The primary source of concern is the handling of the Brexit process. The DUP is facing anger from the wider loyalist and unionist community for the introduction of an Irish Sea border.
Critics have accused Mrs Foster of failing to use the party’s influence at Westminster – particularly during its confidence and supply deal with the Conservatives – to secure a Brexit deal that saw Northern Ireland leave the EU on the same terms as the rest of the UK.
She has also been accused of not being vociferous enough in opposition to the contentious Protocol, which governs the new Brexit trading barriers between NI and GB, ahead of its introduction at the start of 2021.
Poor recent polling numbers have exacerbated the discontent within the party faithful, who are mindful of next May’s looming Assembly election.
Mr Poots’ non-attendance at the north-south meeting with Irish Agriculture minister Charlie McConalogue comes amid recent uncertainty about the DUP’s strategy in respect of north-south engagement.
The DUP has failed to turn up for two previous meetings in recent weeks, but last week DUP Economy Minister Diane Dodds did participate in a planned economic development meeting with Tanaiste Leo Varadkar.
While Mrs Foster has insisted north-south cooperation will be impacted as part of her strategy to undermine the Protocol, she has made clear her ministers will fulfil their obligations to attend north-south ministerial council meetings that are unrelated to the Brexit dispute.
Mr McConalogue tweeted: “I am disappointed the scheduled North/South Ministerial Council meeting did not take place,” he said.
“This engagement is crucial to strengthening North South ties.
“I urge all sides to work together for the betterment of our farmers & wider communities. We work stronger when we work together.”

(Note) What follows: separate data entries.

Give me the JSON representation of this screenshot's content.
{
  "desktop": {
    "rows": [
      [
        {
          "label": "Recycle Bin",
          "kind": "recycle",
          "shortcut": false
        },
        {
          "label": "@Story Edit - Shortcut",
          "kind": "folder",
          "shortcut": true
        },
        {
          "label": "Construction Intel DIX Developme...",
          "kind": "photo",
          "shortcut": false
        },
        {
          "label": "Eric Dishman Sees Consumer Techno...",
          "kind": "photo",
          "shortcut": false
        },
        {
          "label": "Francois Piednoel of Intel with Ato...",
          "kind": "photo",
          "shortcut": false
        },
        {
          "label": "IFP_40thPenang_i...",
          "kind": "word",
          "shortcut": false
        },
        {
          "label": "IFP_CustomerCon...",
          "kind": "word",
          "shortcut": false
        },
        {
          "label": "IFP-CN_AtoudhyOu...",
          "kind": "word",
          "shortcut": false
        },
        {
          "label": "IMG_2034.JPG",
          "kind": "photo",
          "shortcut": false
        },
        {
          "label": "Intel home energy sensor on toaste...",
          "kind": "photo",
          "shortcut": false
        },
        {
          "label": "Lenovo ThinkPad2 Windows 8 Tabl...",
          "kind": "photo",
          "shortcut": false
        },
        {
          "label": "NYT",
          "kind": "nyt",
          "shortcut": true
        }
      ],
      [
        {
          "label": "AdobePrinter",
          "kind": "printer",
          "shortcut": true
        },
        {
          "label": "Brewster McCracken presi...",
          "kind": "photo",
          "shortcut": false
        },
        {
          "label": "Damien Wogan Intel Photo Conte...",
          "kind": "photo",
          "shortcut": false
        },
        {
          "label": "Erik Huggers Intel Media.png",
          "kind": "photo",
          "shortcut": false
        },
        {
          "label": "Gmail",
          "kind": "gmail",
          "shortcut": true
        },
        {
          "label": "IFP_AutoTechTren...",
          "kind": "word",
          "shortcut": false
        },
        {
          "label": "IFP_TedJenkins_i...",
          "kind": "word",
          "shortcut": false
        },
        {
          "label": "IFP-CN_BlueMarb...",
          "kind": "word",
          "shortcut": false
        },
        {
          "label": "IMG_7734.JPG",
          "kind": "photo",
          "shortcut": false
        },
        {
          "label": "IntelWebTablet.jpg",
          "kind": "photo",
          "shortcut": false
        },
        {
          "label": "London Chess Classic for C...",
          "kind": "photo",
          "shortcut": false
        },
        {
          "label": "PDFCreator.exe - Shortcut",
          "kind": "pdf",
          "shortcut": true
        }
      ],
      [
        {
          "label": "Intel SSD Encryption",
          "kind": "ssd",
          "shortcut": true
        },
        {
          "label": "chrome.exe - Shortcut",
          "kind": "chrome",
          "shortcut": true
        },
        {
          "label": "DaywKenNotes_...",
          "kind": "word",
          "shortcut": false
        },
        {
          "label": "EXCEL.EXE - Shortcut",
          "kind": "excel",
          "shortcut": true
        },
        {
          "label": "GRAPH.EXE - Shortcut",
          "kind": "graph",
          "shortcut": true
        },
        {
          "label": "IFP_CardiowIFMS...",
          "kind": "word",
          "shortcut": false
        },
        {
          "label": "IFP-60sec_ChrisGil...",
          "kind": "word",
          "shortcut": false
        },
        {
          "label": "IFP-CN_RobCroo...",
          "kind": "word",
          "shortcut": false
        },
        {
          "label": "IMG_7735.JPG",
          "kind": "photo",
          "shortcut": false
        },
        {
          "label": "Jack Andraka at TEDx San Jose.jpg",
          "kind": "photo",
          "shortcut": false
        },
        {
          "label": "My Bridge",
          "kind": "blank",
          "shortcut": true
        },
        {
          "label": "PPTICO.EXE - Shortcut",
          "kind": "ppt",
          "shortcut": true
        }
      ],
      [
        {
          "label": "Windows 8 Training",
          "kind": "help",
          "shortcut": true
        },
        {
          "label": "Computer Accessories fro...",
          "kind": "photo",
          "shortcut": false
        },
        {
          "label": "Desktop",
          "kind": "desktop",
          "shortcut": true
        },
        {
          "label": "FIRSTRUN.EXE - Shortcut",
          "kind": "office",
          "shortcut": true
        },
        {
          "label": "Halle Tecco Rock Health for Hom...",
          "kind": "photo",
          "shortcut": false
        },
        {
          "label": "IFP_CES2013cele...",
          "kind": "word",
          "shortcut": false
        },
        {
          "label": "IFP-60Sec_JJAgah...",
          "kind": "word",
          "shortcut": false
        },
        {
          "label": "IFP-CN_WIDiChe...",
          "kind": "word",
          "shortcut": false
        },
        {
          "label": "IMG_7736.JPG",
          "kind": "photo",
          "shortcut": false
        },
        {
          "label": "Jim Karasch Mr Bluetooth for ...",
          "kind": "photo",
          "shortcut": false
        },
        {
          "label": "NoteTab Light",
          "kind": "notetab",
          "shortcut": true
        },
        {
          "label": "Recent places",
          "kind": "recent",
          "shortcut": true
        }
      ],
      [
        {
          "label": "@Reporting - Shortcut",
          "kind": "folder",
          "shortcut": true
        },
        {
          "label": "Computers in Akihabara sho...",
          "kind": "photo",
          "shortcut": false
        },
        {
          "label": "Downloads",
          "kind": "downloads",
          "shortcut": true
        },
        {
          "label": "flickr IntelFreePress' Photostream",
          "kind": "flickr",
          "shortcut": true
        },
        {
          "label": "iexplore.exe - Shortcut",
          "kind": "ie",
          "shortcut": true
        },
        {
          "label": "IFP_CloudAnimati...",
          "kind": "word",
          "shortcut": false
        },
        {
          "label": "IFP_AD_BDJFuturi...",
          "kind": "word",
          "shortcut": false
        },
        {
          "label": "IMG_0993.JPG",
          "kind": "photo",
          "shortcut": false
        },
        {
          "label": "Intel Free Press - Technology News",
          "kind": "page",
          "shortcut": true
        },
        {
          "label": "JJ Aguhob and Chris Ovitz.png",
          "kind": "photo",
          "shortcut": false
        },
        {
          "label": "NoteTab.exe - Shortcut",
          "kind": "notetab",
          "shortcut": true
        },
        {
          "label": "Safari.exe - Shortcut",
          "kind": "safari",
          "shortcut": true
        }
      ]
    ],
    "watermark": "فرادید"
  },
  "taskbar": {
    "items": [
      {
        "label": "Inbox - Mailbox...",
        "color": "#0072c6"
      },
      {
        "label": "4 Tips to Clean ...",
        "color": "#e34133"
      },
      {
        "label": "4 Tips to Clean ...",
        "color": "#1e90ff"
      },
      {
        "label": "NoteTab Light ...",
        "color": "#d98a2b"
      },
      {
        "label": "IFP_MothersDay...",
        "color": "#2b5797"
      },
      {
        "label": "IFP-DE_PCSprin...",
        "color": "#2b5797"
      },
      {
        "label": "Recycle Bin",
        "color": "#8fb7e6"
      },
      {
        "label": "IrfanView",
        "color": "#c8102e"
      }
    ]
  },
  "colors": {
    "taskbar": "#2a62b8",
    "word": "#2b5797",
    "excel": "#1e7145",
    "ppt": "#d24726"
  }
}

Sinn Fein deputy First Minister Michelle O’Neill criticised Mr Poots.
“Today’s scheduled meeting of ministers North/South on rural development and agriculture was cancelled as no DUP Minister would attend,” she tweeted.
“The North/South dimension is central to the Good Friday Agreement & there is no alternative. Put simply these hare-brained antics are juvenile.”
The north-south meetings isn't a minor issue, it is central to the institutions that allows that Good Friday Agreement to function
Irish Foreign Affairs Minister Simon Coveney said he hoped to see a full return of the north-south meeting.
“It is important to say that as part of the Good Friday Agreement, the north-south element of the Good Friday Agreement is an absolutely essential pillar,” Mr Coveney added.
“Many people agreed to change the constitution in Ireland, and many people north of the border – a huge majority – voted for the Good Friday Agreement on the basis that there would be structures and dialogue and partnership on this island.
“The north-south meetings isn’t a minor issue, it is central to the institutions that allows that Good Friday Agreement to function.”
Aside from the Irish Sea border, Mrs Foster’s decision to abstain in a vote on gay conversion therapy last week appears to have further agitated sections of the party’s fundamentalist grassroots.
On Tuesday morning, the Belfast News Letter reported that several DUP constituency associations had written letters expressing concern at Mrs Foster’s abstention on a motion that called for a ban on gay conversion therapy but did not incorporate a specific mention of protections for religious practices.
The majority of her party Assembly colleagues voted against the motion, having failed to amend it to include reference to religious protections.
Mrs Foster was among only five party members, including fellow Stormont Executive ministers Peter Weir and Mrs Dodds, who abstained.
That episode points to tensions between Mrs Foster, a member of the Church of Ireland and former Ulster Unionist, and the more traditional Free Presbyterian wing of the DUP, who perceive her as potentially too moderate on some social issues.
Mrs Foster was asked whether her leadership was in question on a visit to a youth centre in Belfast on Tuesday afternoon.
“We’ll just deal with it and move on because I’ve bigger things to do, including getting us through this Covid pandemic, including listening to the concerns of working-class communities,” she said.
“These stories come up from time to time. This is no different.”